Additionally, the rollercoaster of being part of fast-paced industries such as wine and spirits like Schrecengost and the journalism world, in my case, can be a source of anxiety since stress – even the good kind – can cause a flare-up of symptoms from the disorders. For example, within the last nine months, I’ve had to decline multiple opportunities to travel abroad and special assignments due to UCTD’s grip on my body. UK-based journalist Lola Christina Alao, diagnosed with lupus 13 years ago, also cites stress behind her flare-ups. “I’m lucky enough for it to be mild the majority of the time, but stress is a huge trigger of lupus flare-ups,” Alao says. “When my lupus was worse, I could wake up any day with joint pains in my wrists, knees, or ankles – for no reason – or swollen, painful glands.”
Some days are worse than others physically and, subsequently, emotionally, as I’m reminded that I’m not the woman I was merely four years ago, but I find myself at peace with my condition. Part of this peace stems from learning my limitations, which requires the underrated quality of modesty. Most associate humility with how a person dresses, but the other application of the word is moderate in appraising one’s abilities. When I apply modesty, I give myself grace on the most challenging days to only knock out a portion of my to-do list and rest.

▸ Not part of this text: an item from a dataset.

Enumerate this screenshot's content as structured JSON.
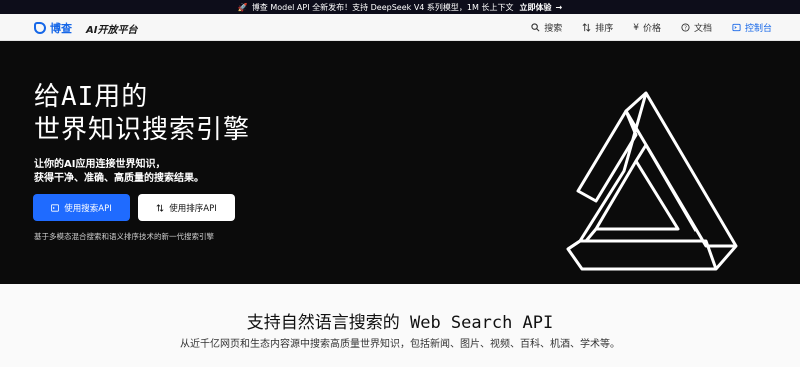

Schrecengost also places a high value on modesty and grace. She adds, “I manage my limits and say, ‘Okay, I’m going to get through this part of my list today.’ Then, I’m going to lie down and forgive myself. It’s a lot mentally, and it’s something that I’m not going to fix overnight. I’m definitely not going to be at peace with it quite yet, but I’m trying to be.”

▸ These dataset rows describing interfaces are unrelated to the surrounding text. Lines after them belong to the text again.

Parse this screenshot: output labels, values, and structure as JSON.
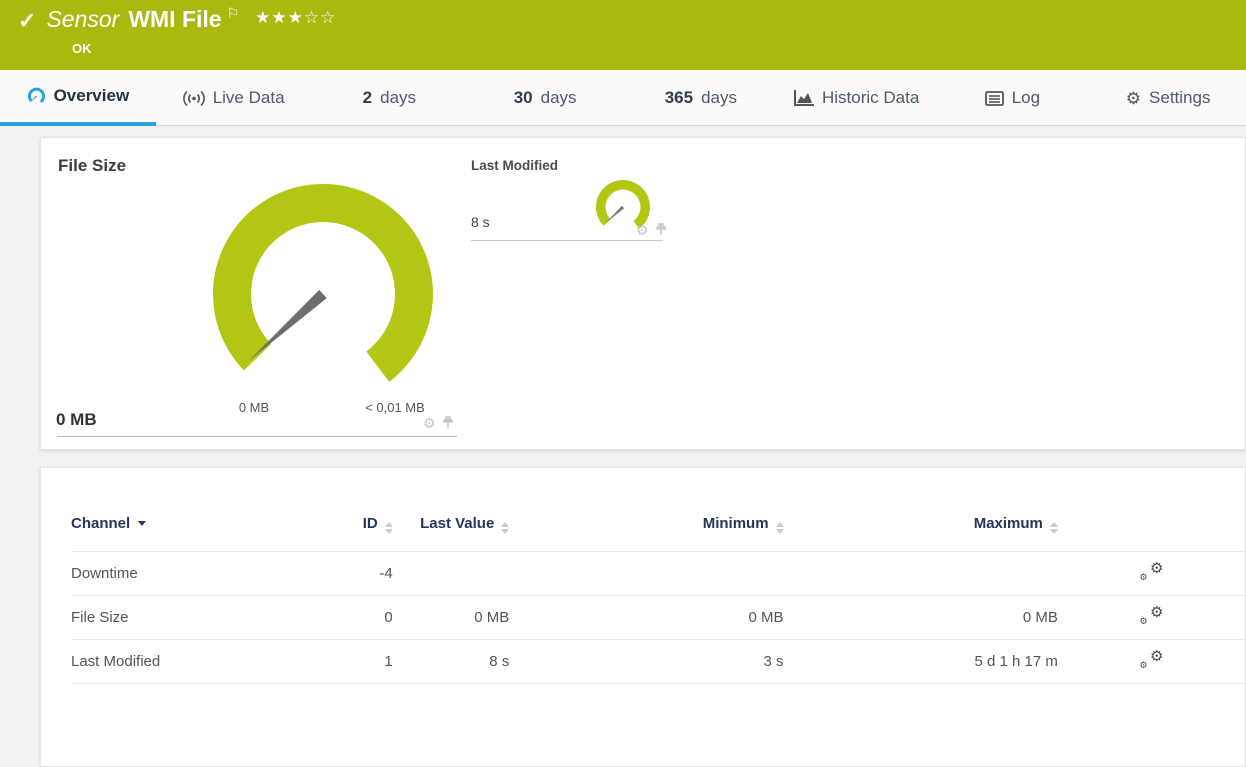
{
  "colors": {
    "brand_green": "#a9ba0f",
    "gauge_green": "#b2c713",
    "accent_blue": "#2fa2da",
    "table_header_text": "#25355c"
  },
  "header": {
    "kind_label": "Sensor",
    "title": "WMI File",
    "status": "OK",
    "rating": {
      "filled": 3,
      "total": 5,
      "stars_filled": "★★★",
      "stars_empty": "☆☆"
    }
  },
  "tabs": [
    {
      "label": "Overview",
      "icon": "gauge-icon",
      "active": true
    },
    {
      "label": "Live Data",
      "icon": "live-icon"
    },
    {
      "prefix": "2",
      "label": "days"
    },
    {
      "prefix": "30",
      "label": "days"
    },
    {
      "prefix": "365",
      "label": "days"
    },
    {
      "label": "Historic Data",
      "icon": "area-chart-icon"
    },
    {
      "label": "Log",
      "icon": "log-icon"
    },
    {
      "label": "Settings",
      "icon": "gear-icon"
    }
  ],
  "gauges": {
    "file_size": {
      "title": "File Size",
      "value": "0 MB",
      "min_label": "0 MB",
      "max_label": "< 0,01 MB"
    },
    "last_modified": {
      "title": "Last Modified",
      "value": "8 s"
    }
  },
  "channels": {
    "columns": {
      "channel": "Channel",
      "id": "ID",
      "last": "Last Value",
      "min": "Minimum",
      "max": "Maximum"
    },
    "rows": [
      {
        "channel": "Downtime",
        "id": "-4",
        "last": "",
        "min": "",
        "max": ""
      },
      {
        "channel": "File Size",
        "id": "0",
        "last": "0 MB",
        "min": "0 MB",
        "max": "0 MB"
      },
      {
        "channel": "Last Modified",
        "id": "1",
        "last": "8 s",
        "min": "3 s",
        "max": "5 d 1 h 17 m"
      }
    ]
  }
}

In a world constantly in the mindset of nowness, I find rest to be just as essential as accomplishing tasks on your agenda. Alao also emphasizes the importance of keeping autoimmunity in perspective while practicing mindfulness. “I like to remember that not feeling my best is temporary and tell myself how grateful I am to be in my body despite having this condition,” Alao adds. “If I have a flare – or feel one starting – I pencil in time once I’m done with work or social commitments to help my body recover, whether that’s having a few early nights to help calm the inflammation down, cooking a nutritious meal, or doing some yoga.”

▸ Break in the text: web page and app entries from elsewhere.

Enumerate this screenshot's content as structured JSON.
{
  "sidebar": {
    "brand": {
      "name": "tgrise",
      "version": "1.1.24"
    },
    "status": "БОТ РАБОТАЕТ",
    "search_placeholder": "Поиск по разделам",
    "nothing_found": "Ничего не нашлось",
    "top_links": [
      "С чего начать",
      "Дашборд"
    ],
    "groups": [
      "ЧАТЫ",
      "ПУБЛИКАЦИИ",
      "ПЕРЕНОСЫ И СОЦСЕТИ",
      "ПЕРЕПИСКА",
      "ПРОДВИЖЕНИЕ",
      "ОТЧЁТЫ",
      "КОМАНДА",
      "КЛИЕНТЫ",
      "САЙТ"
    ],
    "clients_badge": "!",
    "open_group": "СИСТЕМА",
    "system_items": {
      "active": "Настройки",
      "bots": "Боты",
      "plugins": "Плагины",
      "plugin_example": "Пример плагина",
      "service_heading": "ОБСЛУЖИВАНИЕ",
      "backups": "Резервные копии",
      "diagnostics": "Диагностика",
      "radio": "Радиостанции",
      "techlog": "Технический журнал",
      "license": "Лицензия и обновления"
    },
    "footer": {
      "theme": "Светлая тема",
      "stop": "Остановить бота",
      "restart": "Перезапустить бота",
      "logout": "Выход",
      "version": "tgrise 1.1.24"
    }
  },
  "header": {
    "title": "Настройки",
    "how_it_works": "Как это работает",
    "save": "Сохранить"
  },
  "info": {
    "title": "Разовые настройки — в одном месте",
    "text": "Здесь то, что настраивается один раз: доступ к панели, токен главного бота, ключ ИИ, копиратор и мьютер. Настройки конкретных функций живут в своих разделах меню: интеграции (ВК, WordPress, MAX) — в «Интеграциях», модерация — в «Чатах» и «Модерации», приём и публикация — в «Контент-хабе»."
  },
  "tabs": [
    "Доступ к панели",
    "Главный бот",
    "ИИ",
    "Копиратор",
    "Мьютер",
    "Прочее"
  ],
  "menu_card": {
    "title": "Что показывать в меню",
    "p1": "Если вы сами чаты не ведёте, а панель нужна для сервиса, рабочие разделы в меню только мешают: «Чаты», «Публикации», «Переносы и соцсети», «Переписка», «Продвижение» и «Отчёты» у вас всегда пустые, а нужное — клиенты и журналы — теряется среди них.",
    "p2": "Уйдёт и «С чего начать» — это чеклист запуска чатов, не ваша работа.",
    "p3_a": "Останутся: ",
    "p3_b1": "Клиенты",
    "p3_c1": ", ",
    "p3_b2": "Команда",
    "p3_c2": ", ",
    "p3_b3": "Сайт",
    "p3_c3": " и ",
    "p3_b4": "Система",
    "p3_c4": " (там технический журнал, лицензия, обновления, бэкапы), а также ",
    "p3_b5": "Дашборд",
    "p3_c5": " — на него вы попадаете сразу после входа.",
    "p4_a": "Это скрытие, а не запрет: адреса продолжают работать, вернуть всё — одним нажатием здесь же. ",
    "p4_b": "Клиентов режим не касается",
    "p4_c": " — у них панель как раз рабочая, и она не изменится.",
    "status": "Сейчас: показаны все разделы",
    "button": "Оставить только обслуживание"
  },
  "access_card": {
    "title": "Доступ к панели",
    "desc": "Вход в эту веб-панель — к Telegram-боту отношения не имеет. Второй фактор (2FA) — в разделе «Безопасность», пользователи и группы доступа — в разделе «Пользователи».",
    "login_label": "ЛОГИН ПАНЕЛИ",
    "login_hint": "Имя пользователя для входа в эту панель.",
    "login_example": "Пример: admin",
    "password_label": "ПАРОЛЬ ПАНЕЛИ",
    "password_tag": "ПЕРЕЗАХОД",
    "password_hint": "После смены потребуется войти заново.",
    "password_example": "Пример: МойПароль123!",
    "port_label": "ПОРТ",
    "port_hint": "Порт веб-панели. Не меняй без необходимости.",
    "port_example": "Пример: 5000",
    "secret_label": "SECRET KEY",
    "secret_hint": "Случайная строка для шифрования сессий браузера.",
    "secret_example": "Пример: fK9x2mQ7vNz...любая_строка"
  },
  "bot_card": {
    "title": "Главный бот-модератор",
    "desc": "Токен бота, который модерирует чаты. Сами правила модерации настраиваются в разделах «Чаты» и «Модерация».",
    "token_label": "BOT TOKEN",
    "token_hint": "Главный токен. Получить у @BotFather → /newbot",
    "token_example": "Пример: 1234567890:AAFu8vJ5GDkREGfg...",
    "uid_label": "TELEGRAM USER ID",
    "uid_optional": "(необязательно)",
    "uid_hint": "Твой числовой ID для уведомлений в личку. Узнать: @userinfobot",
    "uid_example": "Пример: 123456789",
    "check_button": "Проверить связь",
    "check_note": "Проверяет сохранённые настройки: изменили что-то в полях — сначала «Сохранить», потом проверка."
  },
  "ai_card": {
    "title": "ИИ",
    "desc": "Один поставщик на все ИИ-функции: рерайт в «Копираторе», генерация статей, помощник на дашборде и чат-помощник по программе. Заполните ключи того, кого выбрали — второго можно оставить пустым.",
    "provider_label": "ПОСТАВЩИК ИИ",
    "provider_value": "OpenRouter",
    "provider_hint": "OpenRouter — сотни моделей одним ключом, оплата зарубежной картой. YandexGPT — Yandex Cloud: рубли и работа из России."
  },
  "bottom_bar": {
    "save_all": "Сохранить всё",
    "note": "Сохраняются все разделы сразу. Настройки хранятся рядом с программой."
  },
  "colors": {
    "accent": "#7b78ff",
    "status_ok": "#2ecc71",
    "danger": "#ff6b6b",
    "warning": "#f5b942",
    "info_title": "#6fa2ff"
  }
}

In a public discourse, I heard a quote that resonated with me on the most challenging days: “Joy isn’t contingent on circumstances.” Tapping into my inner joy has helped me to endure my hardest days. Prayer and keeping a gratitude journal have benefited me the most as I reflect on even the simplest forms of joy – a good cup of coffee, the crisp air of fall mornings, and the ability to appreciate nature – all of which are gifts despite my ongoing health challenges. Reflecting on her joys, Schrecengost mentions hers stems from the caring support she’s received from her husband and two sons – and their board game nights (they’ve been “obsessively playing Catan,” she mentions). Another aspect of joy that can replace hopelessness is acknowledging the headspace you’re in. Every day won’t be your best, and you can fret temporarily. “[Don’t] pressure yourself to be happy when going through something like this. It’s okay to give yourself time to feel fed up and frustrated, then come out on the other side when you’re feeling better. I find more joy that way than not allowing myself to process my feelings,” Alao adds. Though there aren’t enough affirmations in the world that can shake the feeling of defeat on my darkest days, I take comfort in knowing I’m not alone on this turbulent journey – and it’s okay for me to mourn my past self while being joyfully present.